--- SOURCE MATERIAL Enclosed Below ---
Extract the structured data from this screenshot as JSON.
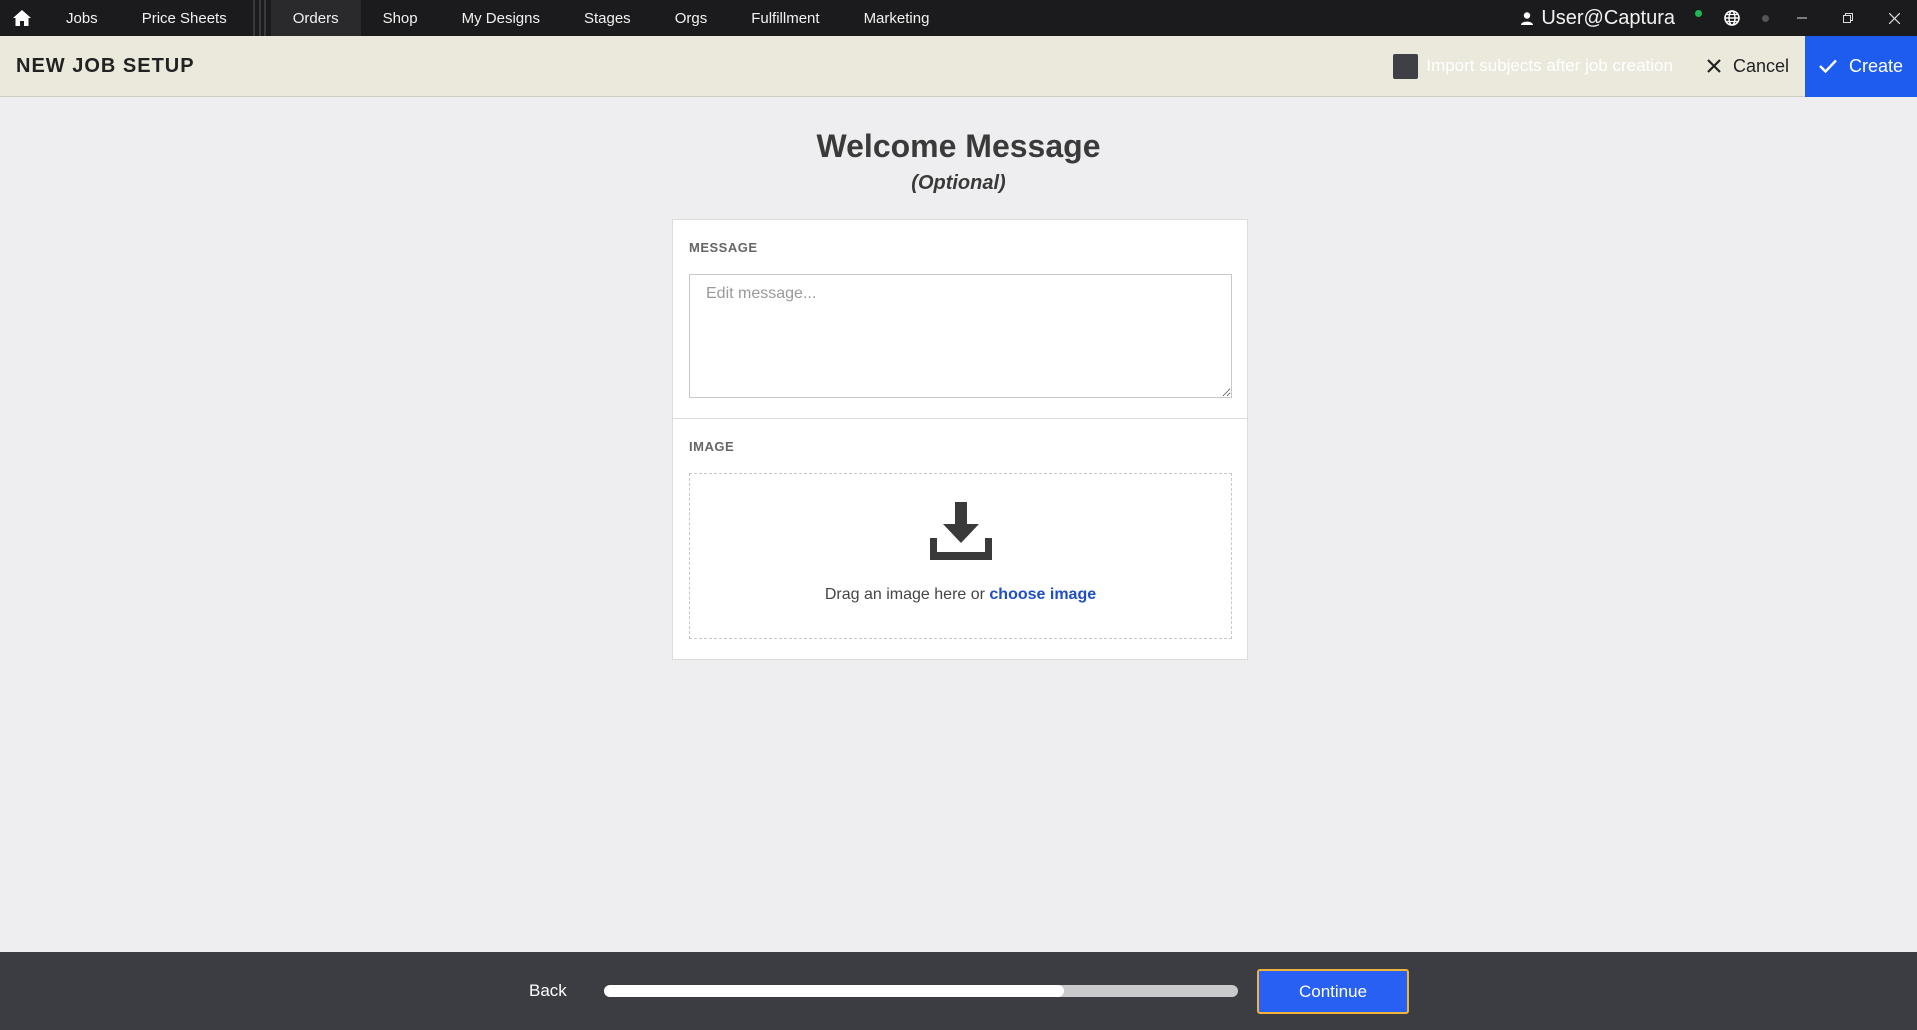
{
  "topbar": {
    "nav_left": [
      {
        "label": "Jobs"
      },
      {
        "label": "Price Sheets"
      }
    ],
    "nav_right": [
      {
        "label": "Orders"
      },
      {
        "label": "Shop"
      },
      {
        "label": "My Designs"
      },
      {
        "label": "Stages"
      },
      {
        "label": "Orgs"
      },
      {
        "label": "Fulfillment"
      },
      {
        "label": "Marketing"
      }
    ],
    "user": "User@Captura",
    "status_color": "#1db954"
  },
  "jobbar": {
    "title": "NEW JOB SETUP",
    "import_label": "Import subjects after job creation",
    "cancel_label": "Cancel",
    "create_label": "Create"
  },
  "main": {
    "title": "Welcome Message",
    "subtitle": "(Optional)",
    "message_label": "MESSAGE",
    "message_placeholder": "Edit message...",
    "message_value": "",
    "image_label": "IMAGE",
    "drop_text": "Drag an image here or ",
    "choose_link": "choose image"
  },
  "footer": {
    "back_label": "Back",
    "progress_percent": 72.5,
    "continue_label": "Continue"
  },
  "colors": {
    "accent": "#1e5cf0",
    "focus_border": "#f0b43b",
    "link": "#1e4fc4"
  }
}
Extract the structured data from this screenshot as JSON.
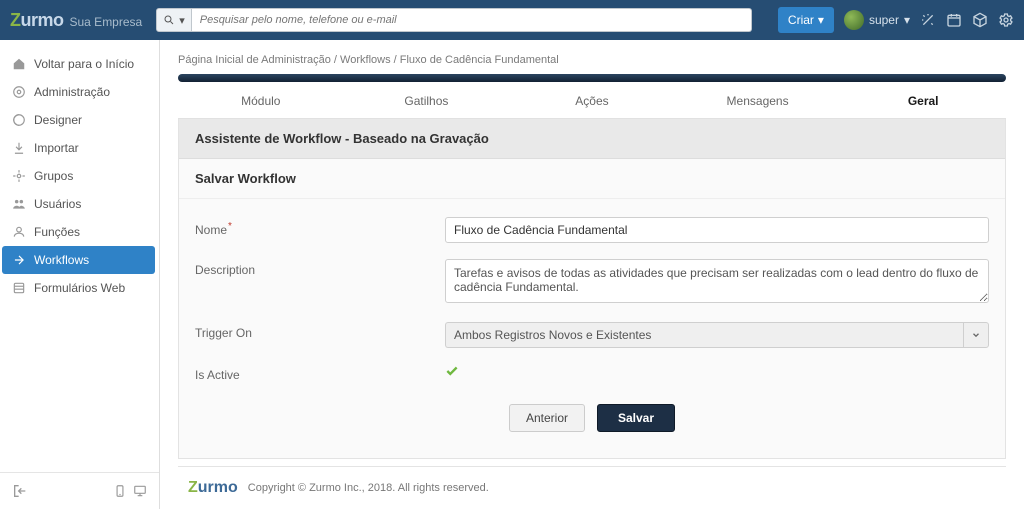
{
  "header": {
    "logo": "Zurmo",
    "company": "Sua Empresa",
    "search_placeholder": "Pesquisar pelo nome, telefone ou e-mail",
    "criar_label": "Criar",
    "user_label": "super"
  },
  "sidebar": {
    "items": [
      {
        "label": "Voltar para o Início"
      },
      {
        "label": "Administração"
      },
      {
        "label": "Designer"
      },
      {
        "label": "Importar"
      },
      {
        "label": "Grupos"
      },
      {
        "label": "Usuários"
      },
      {
        "label": "Funções"
      },
      {
        "label": "Workflows"
      },
      {
        "label": "Formulários Web"
      }
    ]
  },
  "breadcrumb": {
    "a": "Página Inicial de Administração",
    "b": "Workflows",
    "c": "Fluxo de Cadência Fundamental"
  },
  "tabs": {
    "modulo": "Módulo",
    "gatilhos": "Gatilhos",
    "acoes": "Ações",
    "mensagens": "Mensagens",
    "geral": "Geral"
  },
  "panel": {
    "title": "Assistente de Workflow - Baseado na Gravação",
    "subtitle": "Salvar Workflow"
  },
  "form": {
    "name_label": "Nome",
    "name_value": "Fluxo de Cadência Fundamental",
    "desc_label": "Description",
    "desc_value": "Tarefas e avisos de todas as atividades que precisam ser realizadas com o lead dentro do fluxo de cadência Fundamental.",
    "trigger_label": "Trigger On",
    "trigger_value": "Ambos Registros Novos e Existentes",
    "active_label": "Is Active"
  },
  "buttons": {
    "prev": "Anterior",
    "save": "Salvar"
  },
  "footer": {
    "logo": "Zurmo",
    "text": "Copyright © Zurmo Inc., 2018. All rights reserved."
  }
}
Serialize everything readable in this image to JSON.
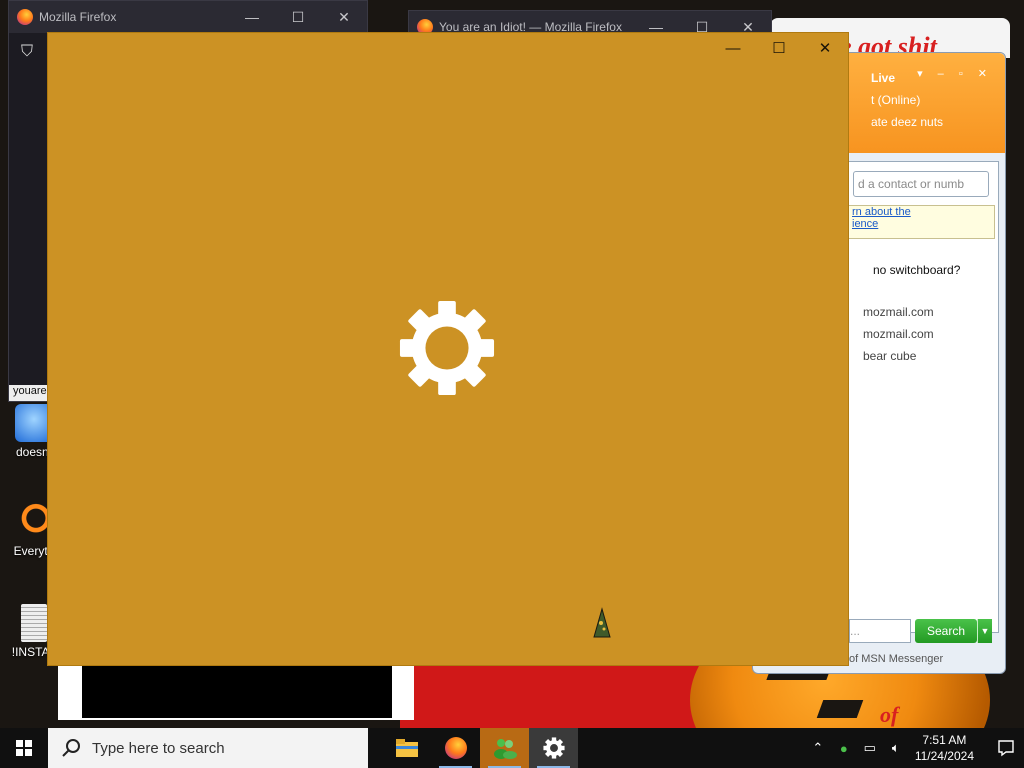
{
  "background_windows": {
    "firefox_left": {
      "title": "Mozilla Firefox",
      "tab_label": "youare"
    },
    "firefox_right": {
      "title": "You are an Idiot! — Mozilla Firefox"
    },
    "controls": {
      "minimize": "—",
      "maximize": "☐",
      "close": "✕"
    }
  },
  "wallpaper": {
    "top_text": "e got shit",
    "bottom_text": "of"
  },
  "desktop_icons": [
    {
      "label": "doesnt"
    },
    {
      "label": "Everyth"
    },
    {
      "label": "!INSTAL"
    }
  ],
  "messenger": {
    "brand": "Live",
    "status": "t  (Online)",
    "message": "ate deez nuts",
    "search_placeholder": "d a contact or numb",
    "tip_line1": "rn about the",
    "tip_line2": "ience",
    "question": "no switchboard?",
    "contacts": [
      "mozmail.com",
      "mozmail.com",
      "bear cube"
    ],
    "search_button": "Search",
    "footer": "of MSN Messenger"
  },
  "splash": {
    "controls": {
      "minimize": "—",
      "maximize": "☐",
      "close": "✕"
    },
    "icon": "gear-icon",
    "background_color": "#cc9224"
  },
  "taskbar": {
    "search_placeholder": "Type here to search",
    "apps": [
      "file-explorer-icon",
      "firefox-icon",
      "messenger-icon",
      "settings-icon"
    ],
    "clock_time": "7:51 AM",
    "clock_date": "11/24/2024"
  }
}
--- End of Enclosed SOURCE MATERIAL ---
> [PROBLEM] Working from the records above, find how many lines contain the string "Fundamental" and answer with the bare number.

> [REPLY TO THE TASK] 3